In a steep uphill position, Hill Start Assist retains the initial driver-generated brake pressure long enough for the foot to move from brake pedal to throttle without the car rolling backwards. The brake is released after a sufficient time has elapsed or when the engine is supplying enough torque to move the car up the hill. Hill Start Assist is always available, not selectable, and neither is its operation indicated to the driver.

On the other hand, Gradient Acceleration Control is designed to provide safety cover on severe gradients when the driver does not have Hill Descent Control engaged. By pressurising the brake system, Gradient Acceleration Control slows the car to a limit determined by the throttle position when the car is descending the slope in the driver's intended direction of travel. This includes descending the slope forwards in drive, or rearwards in reverse.

The Discovery 4 gets three exciting new paint colours for 2011, Fuji White, Baltic Blue and Siberian Silver. One small, but important feature is the Land Rover oval badge which has been given a colour change from gold on green to silver on green creating a more contemporary look. The badge appears on the grille, tailgate, steering wheel and wheel centre caps.

There's a change of identity too. To distinguish between the two power options, 180kW models are badged SDV6 and the 155kW models badged TDV6. Beyond the slight fresh exterior identity, the supremely versatile seven-seat 2011 Land Rover Discovery 4 (can be configured to take less seats, depending on need) features a premium cabin, which combines the smooth, flowing surfaces and the minimum number of controls for an uncluttered environment.

A good number of the functions, like cruise control, can be manipulated by the driver on the steering wheel without losing focus. Even the terrain control knob (for an innovative system which adapts the vehicle to rocky, sandy or normal surface) is within easy reach. Checks at the Mazamaza, Lagos office of Coscharis Motors Limited, Jaguar Land Rover representative in Nigeria which sponsored the trip to South Africa, could not confirm when exactly the 2011 Discovery 4 would hit the dealer's showrooms across the country.

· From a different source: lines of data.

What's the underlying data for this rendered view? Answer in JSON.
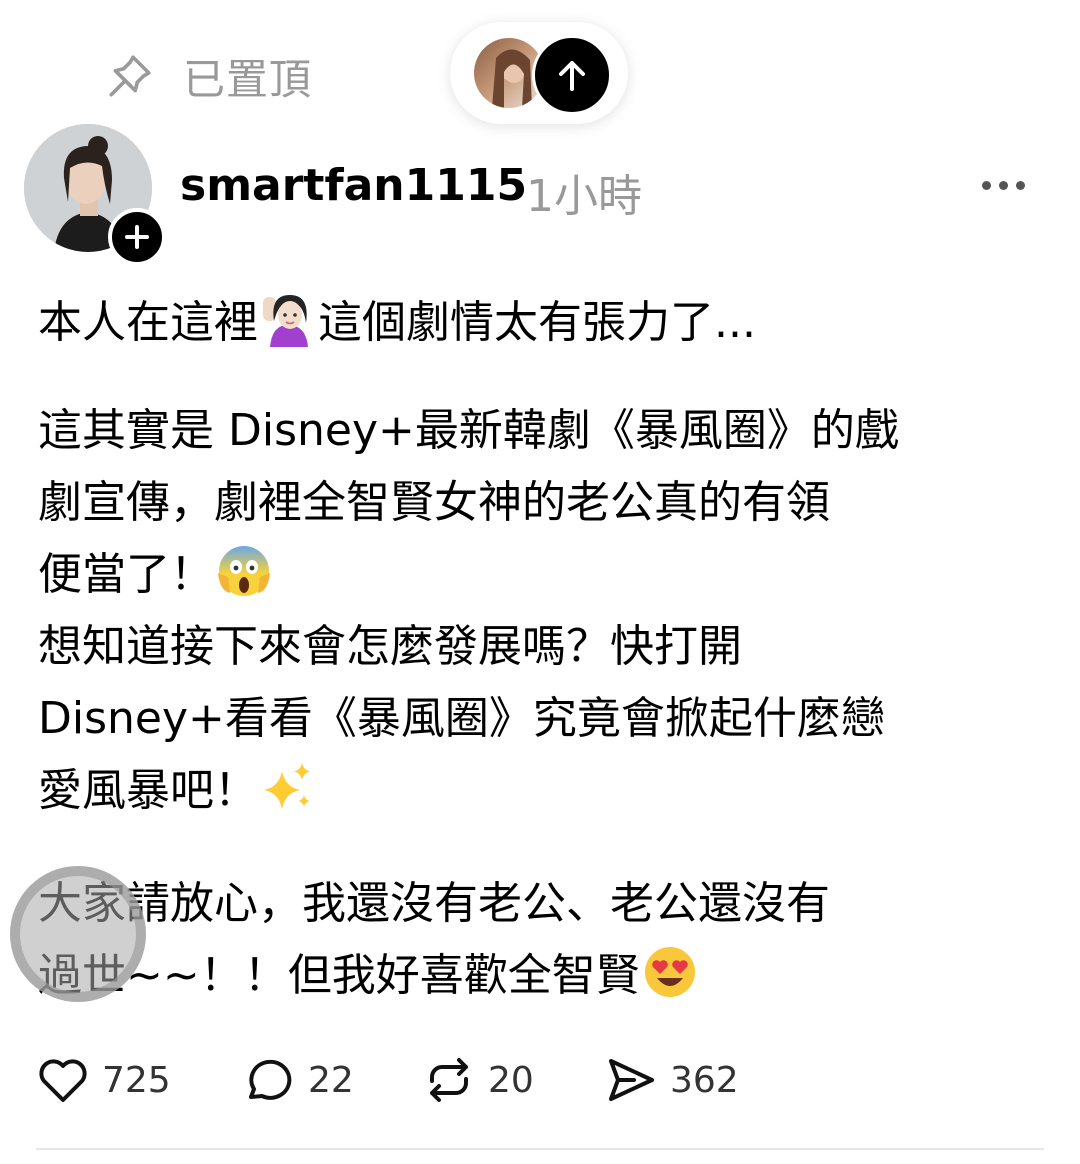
{
  "pinned": {
    "label": "已置頂",
    "icon": "pin-icon"
  },
  "jump_pill": {
    "avatar": "avatar",
    "icon": "arrow-up-icon"
  },
  "post": {
    "username": "smartfan1115",
    "time": "1小時",
    "paragraphs": [
      {
        "text_before": "本人在這裡",
        "emoji": "woman-raising-hand-emoji",
        "text_after": "這個劇情太有張力了..."
      },
      {
        "line1": "這其實是 Disney+最新韓劇《暴風圈》的戲",
        "line2": "劇宣傳，劇裡全智賢女神的老公真的有領",
        "line3": "便當了！",
        "line3_emoji": "face-screaming-in-fear-emoji",
        "line4": "想知道接下來會怎麼發展嗎？快打開",
        "line5": "Disney+看看《暴風圈》究竟會掀起什麼戀",
        "line6": "愛風暴吧！",
        "line6_emoji": "sparkles-emoji"
      },
      {
        "line1": "大家請放心，我還沒有老公、老公還沒有",
        "line2": "過世~~！！但我好喜歡全智賢",
        "line2_emoji": "smiling-face-with-heart-eyes-emoji"
      }
    ]
  },
  "actions": {
    "likes": "725",
    "comments": "22",
    "reposts": "20",
    "shares": "362"
  },
  "colors": {
    "secondary_text": "#999999",
    "primary_text": "#000000"
  }
}
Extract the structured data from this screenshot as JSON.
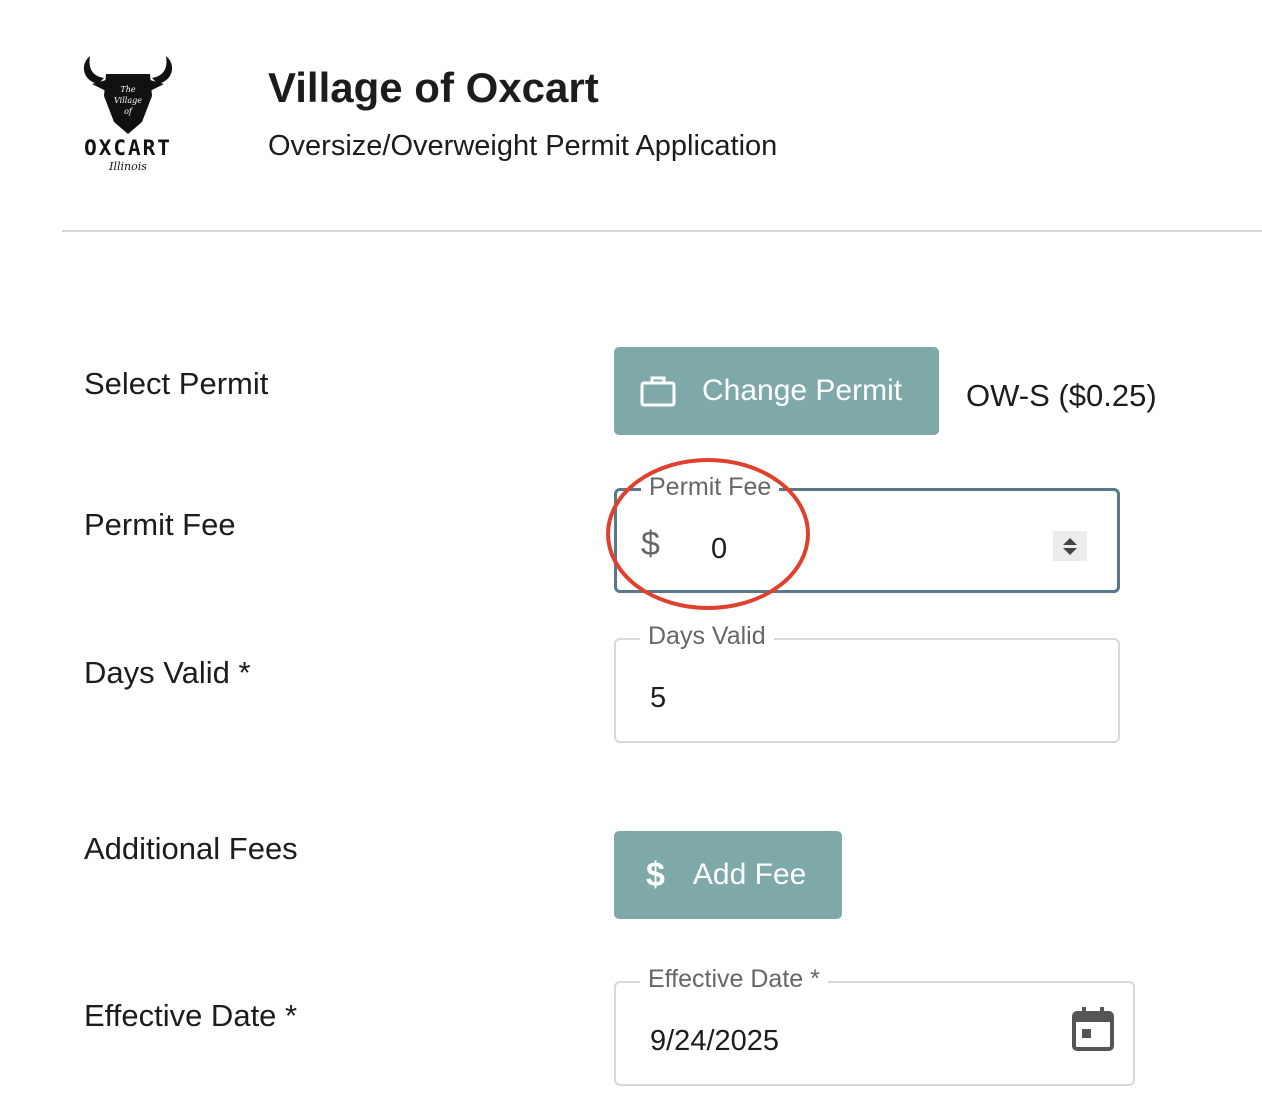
{
  "header": {
    "logo_top_text": "The Village of",
    "logo_word": "OXCART",
    "logo_sub": "Illinois",
    "title": "Village of Oxcart",
    "subtitle": "Oversize/Overweight Permit Application"
  },
  "form": {
    "select_permit": {
      "label": "Select Permit",
      "button_label": "Change Permit",
      "button_icon": "briefcase-icon",
      "current_permit": "OW-S ($0.25)"
    },
    "permit_fee": {
      "label": "Permit Fee",
      "legend": "Permit Fee",
      "prefix": "$",
      "value": "0"
    },
    "days_valid": {
      "label": "Days Valid *",
      "legend": "Days Valid",
      "value": "5"
    },
    "additional_fees": {
      "label": "Additional Fees",
      "button_label": "Add Fee",
      "button_icon": "dollar-icon"
    },
    "effective_date": {
      "label": "Effective Date *",
      "legend": "Effective Date *",
      "value": "9/24/2025",
      "icon": "calendar-icon"
    }
  },
  "colors": {
    "button": "#7fa8a8",
    "focused_border": "#58798a",
    "annotation_circle": "#e0412f"
  }
}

However, the Head of Marketing, Ifeanyi Nihe, told Daily Sun Motoring that the first batch vehicle would arrive 'soon'.